A cultural history of utopian writing in early modern England, Founding Fictions traces the development of the genre from the publication of Thomas More's Utopia (1516) through Aphra Behn's Oroonoko (1688). Amy Boesky sees utopian literature rising alongside new social institutions that helped shape the modern English nation. While utopian fiction explicitly advocates a reorganization of human activity, which appears liberal or progressive, utopias represent reform in self-critical or qualitative ways. Early modern utopias, Boesky demonstrates, are less blueprints for reform than they are challenges to the very possibility of improvement.
After an initial discussion of More's Utopia, Boesky devotes subsequent chapters to Francis Bacon's New Atlantis, the Civil War Utopias of Gabriel Plattes, Samuel Gott, and Gerrard Winstanley, Margaret Cavendish's Blazing-world, and Henry Neville's Isle of Pines. Relating the English public school to More's Utopia, and early modern laboratories to Bacon's New Atlantis, Boesky shows how utopists explored the formation of cultural identity through new institutional models. Utopias of the 1640s and 1650s are read against new emphasis on work as the panacea for social ills; Cavendish's Blazing-world is seen as reproducing and reassessing restoration centers of authority in the court and theater; and finally, Neville's Isle of Pines and Behn's Oroonoko are read as interrogating the authorities of the English colony.

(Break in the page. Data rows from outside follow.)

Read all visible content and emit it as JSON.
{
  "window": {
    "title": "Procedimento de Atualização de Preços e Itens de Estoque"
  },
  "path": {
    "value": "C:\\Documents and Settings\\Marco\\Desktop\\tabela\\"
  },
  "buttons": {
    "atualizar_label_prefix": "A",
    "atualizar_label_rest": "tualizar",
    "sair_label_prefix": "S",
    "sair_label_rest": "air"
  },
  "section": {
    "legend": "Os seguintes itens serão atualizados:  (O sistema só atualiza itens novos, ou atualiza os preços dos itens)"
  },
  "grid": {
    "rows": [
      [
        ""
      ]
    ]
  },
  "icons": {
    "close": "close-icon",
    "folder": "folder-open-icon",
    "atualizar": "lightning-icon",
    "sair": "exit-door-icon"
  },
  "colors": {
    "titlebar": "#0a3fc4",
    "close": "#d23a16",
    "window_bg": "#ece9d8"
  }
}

Despite widely divergent backgrounds, says Boesky, these utopists shared a sense that national identity was shaped less by individuals than by institutions, which they praise for producing trained and trainable citizens instilled with the values of the modern state: obedience, discipline, and order. While the utopia tells its story partly to justify the goals of colonialism and to enforce differences in class, gender, and race, it also tells a concurrent and less stable story that criticizes these ventures and exposes their limitations.